Aliases for PTGS1 Gene
External Ids for PTGS1 Gene
This is one of two genes encoding similar enzymes that catalyze the conversion of arachinodate to prostaglandin. The encoded protein regulates angiogenesis in endothelial cells, and is inhibited by nonsteroidal anti-inflammatory drugs such as aspirin. Based on its ability to function as both a cyclooxygenase and as a peroxidase, the encoded protein has been identified as a moonlighting protein. The protein may promote cell proliferation during tumor progression. Alternative splicing results in multiple transcript variants. [provided by RefSeq, Jan 2014]
GeneCards Summary for PTGS1 Gene
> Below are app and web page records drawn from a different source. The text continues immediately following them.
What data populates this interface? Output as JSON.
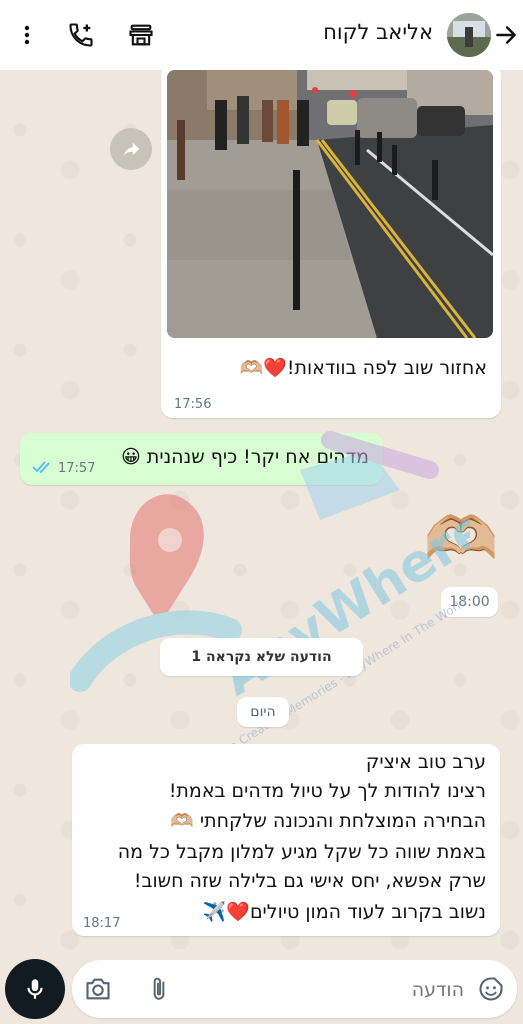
{
  "header": {
    "contact_name": "אליאב לקוח",
    "icons": [
      "back-arrow-icon",
      "avatar",
      "store-icon",
      "add-call-icon",
      "more-vert-icon"
    ]
  },
  "messages": {
    "photo_message": {
      "caption": "אחזור שוב לפה בוודאות!❤️🫶🏼",
      "time": "17:56"
    },
    "outgoing_1": {
      "text": "מדהים אח יקר! כיף שנהנית 😀",
      "time": "17:57"
    },
    "sticker_message": {
      "emoji": "🫶🏼",
      "time": "18:00"
    },
    "unread_banner": "1 הודעה שלא נקראה",
    "date_divider": "היום",
    "long_message": {
      "lines": [
        "ערב טוב איציק",
        "רצינו להודות לך על טיול מדהים באמת!",
        "הבחירה המוצלחת והנכונה שלקחתי 🫶🏼",
        "באמת שווה כל שקל מגיע למלון מקבל כל מה",
        "שרק אפשא, יחס אישי גם בלילה שזה חשוב!",
        "נשוב בקרוב לעוד המון טיולים❤️✈️"
      ],
      "time": "18:17"
    }
  },
  "watermark": {
    "brand": "AnyWhere",
    "tagline": "Go Creating Memories - AnyWhere In The World"
  },
  "composer": {
    "placeholder": "הודעה",
    "icons": [
      "emoji-icon",
      "attach-icon",
      "camera-icon",
      "mic-icon"
    ]
  },
  "colors": {
    "outgoing_bubble": "#d9fdd3",
    "incoming_bubble": "#ffffff",
    "read_ticks": "#53bdeb",
    "wallpaper": "#efe7dd"
  }
}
PTGS1 (Prostaglandin-Endoperoxide Synthase 1 (Prostaglandin G/H Synthase And Cyclooxygenase)) is a Protein Coding gene. Diseases associated with PTGS1 include chronic cystitis and ureteral obstruction. Among its related pathways are PEDF Induced Signaling and Platelet Aggregation Inhibitor Pathway, Pharmacodynamics. GO annotations related to this gene include heme binding and dioxygenase activity. An important paralog of this gene is PTGS2.
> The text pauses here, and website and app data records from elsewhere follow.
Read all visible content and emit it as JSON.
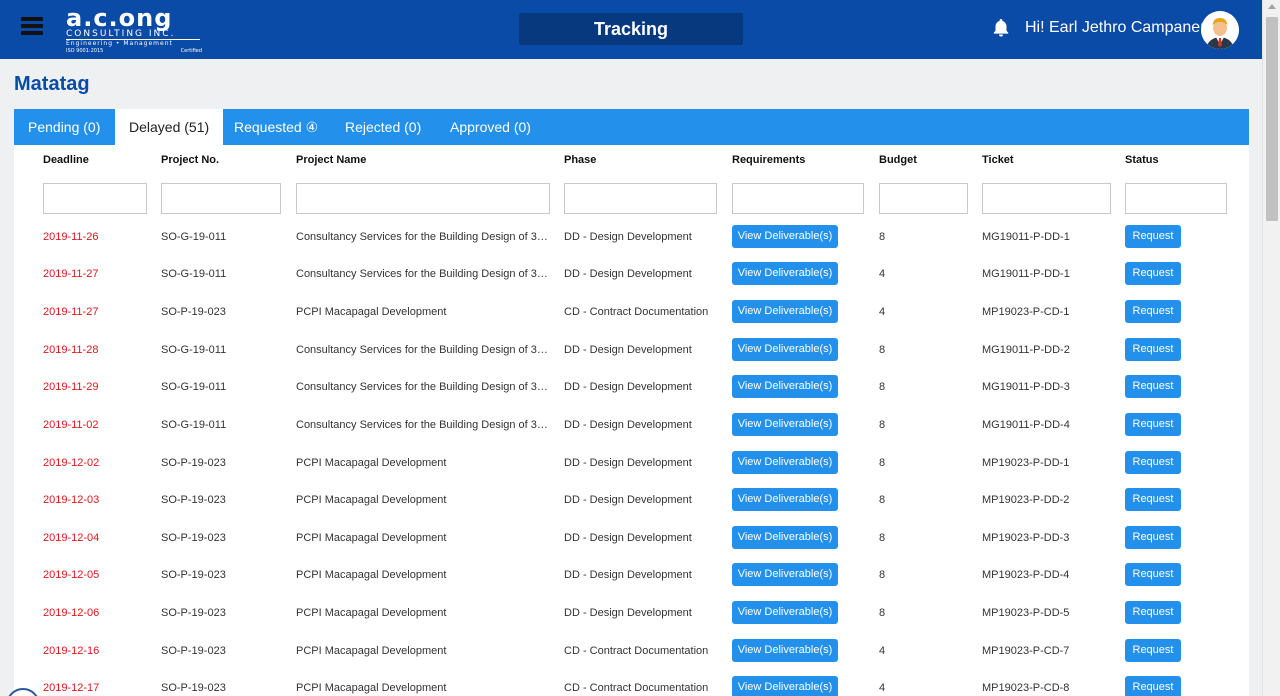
{
  "header": {
    "logo": {
      "line1": "a.c.ong",
      "line2": "CONSULTING INC.",
      "line3": "Engineering • Management",
      "line4_left": "ISO 9001:2015",
      "line4_right": "Certified"
    },
    "page_title": "Tracking",
    "greeting": "Hi! Earl Jethro Campaner",
    "icons": {
      "menu": "hamburger-menu-icon",
      "bell": "bell-icon",
      "avatar": "user-avatar"
    }
  },
  "page": {
    "heading": "Matatag"
  },
  "tabs": [
    {
      "label": "Pending (0)"
    },
    {
      "label": "Delayed (51)",
      "active": true
    },
    {
      "label": "Requested ④"
    },
    {
      "label": "Rejected (0)"
    },
    {
      "label": "Approved (0)"
    }
  ],
  "table": {
    "columns": [
      "Deadline",
      "Project No.",
      "Project Name",
      "Phase",
      "Requirements",
      "Budget",
      "Ticket",
      "Status"
    ],
    "view_label": "View Deliverable(s)",
    "request_label": "Request",
    "rows": [
      {
        "deadline": "2019-11-26",
        "project_no": "SO-G-19-011",
        "project_name": "Consultancy Services for the Building Design of 3-Storey",
        "phase": "DD - Design Development",
        "budget": "8",
        "ticket": "MG19011-P-DD-1"
      },
      {
        "deadline": "2019-11-27",
        "project_no": "SO-G-19-011",
        "project_name": "Consultancy Services for the Building Design of 3-Storey",
        "phase": "DD - Design Development",
        "budget": "4",
        "ticket": "MG19011-P-DD-1"
      },
      {
        "deadline": "2019-11-27",
        "project_no": "SO-P-19-023",
        "project_name": "PCPI Macapagal Development",
        "phase": "CD - Contract Documentation",
        "budget": "4",
        "ticket": "MP19023-P-CD-1"
      },
      {
        "deadline": "2019-11-28",
        "project_no": "SO-G-19-011",
        "project_name": "Consultancy Services for the Building Design of 3-Storey",
        "phase": "DD - Design Development",
        "budget": "8",
        "ticket": "MG19011-P-DD-2"
      },
      {
        "deadline": "2019-11-29",
        "project_no": "SO-G-19-011",
        "project_name": "Consultancy Services for the Building Design of 3-Storey",
        "phase": "DD - Design Development",
        "budget": "8",
        "ticket": "MG19011-P-DD-3"
      },
      {
        "deadline": "2019-11-02",
        "project_no": "SO-G-19-011",
        "project_name": "Consultancy Services for the Building Design of 3-Storey",
        "phase": "DD - Design Development",
        "budget": "8",
        "ticket": "MG19011-P-DD-4"
      },
      {
        "deadline": "2019-12-02",
        "project_no": "SO-P-19-023",
        "project_name": "PCPI Macapagal Development",
        "phase": "DD - Design Development",
        "budget": "8",
        "ticket": "MP19023-P-DD-1"
      },
      {
        "deadline": "2019-12-03",
        "project_no": "SO-P-19-023",
        "project_name": "PCPI Macapagal Development",
        "phase": "DD - Design Development",
        "budget": "8",
        "ticket": "MP19023-P-DD-2"
      },
      {
        "deadline": "2019-12-04",
        "project_no": "SO-P-19-023",
        "project_name": "PCPI Macapagal Development",
        "phase": "DD - Design Development",
        "budget": "8",
        "ticket": "MP19023-P-DD-3"
      },
      {
        "deadline": "2019-12-05",
        "project_no": "SO-P-19-023",
        "project_name": "PCPI Macapagal Development",
        "phase": "DD - Design Development",
        "budget": "8",
        "ticket": "MP19023-P-DD-4"
      },
      {
        "deadline": "2019-12-06",
        "project_no": "SO-P-19-023",
        "project_name": "PCPI Macapagal Development",
        "phase": "DD - Design Development",
        "budget": "8",
        "ticket": "MP19023-P-DD-5"
      },
      {
        "deadline": "2019-12-16",
        "project_no": "SO-P-19-023",
        "project_name": "PCPI Macapagal Development",
        "phase": "CD - Contract Documentation",
        "budget": "4",
        "ticket": "MP19023-P-CD-7"
      },
      {
        "deadline": "2019-12-17",
        "project_no": "SO-P-19-023",
        "project_name": "PCPI Macapagal Development",
        "phase": "CD - Contract Documentation",
        "budget": "4",
        "ticket": "MP19023-P-CD-8"
      }
    ]
  },
  "colors": {
    "header_bg": "#0a4ba8",
    "tab_bar": "#2390ec",
    "button": "#2390ec",
    "deadline": "#e0161c",
    "title": "#0a4ba8"
  }
}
UniProtKB/Swiss-Prot for PTGS1 Gene
Converts arachidonate to prostaglandin H2 (PGH2), a committed step in prostanoid synthesis. Involved in the constitutive production of prostanoids in particular in the stomach and platelets. In gastric epithelial cells, it is a key step in the generation of prostaglandins, such as prostaglandin E2 (PGE2), which plays an important role in cytoprotection. In platelets, it is involved in the generation of thromboxane A2 (TXA2), which promotes platelet activation and aggregation, vasoconstriction and proliferation of vascular smooth muscle cells
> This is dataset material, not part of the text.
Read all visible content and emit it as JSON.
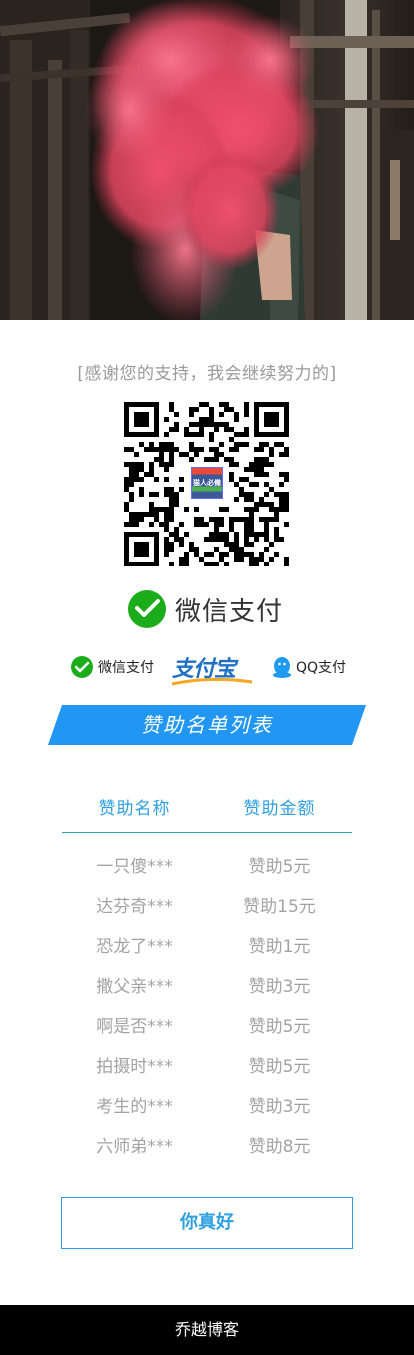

Cyclooxygenase (also known as COX, Prostaglandin-endoperoxide synthase, Prostaglandin G/H synthase) is expressed in cells in three isoforms: COX-1, COX-2 and COX-3. COX-1 (constitutive) and COX-2 (inducible) isoforms catalyze the rate-limiting step of prostaglandin production and are the targets of non-steroidal anti-inflammatory drugs. COX-3 does not appear to be involved in inflammatory processes, but seems to be involved in pain and fever. COX-3 is thought to be derived through the retention of the highly structured G + C-rich intron 1 of the COX-1 gene.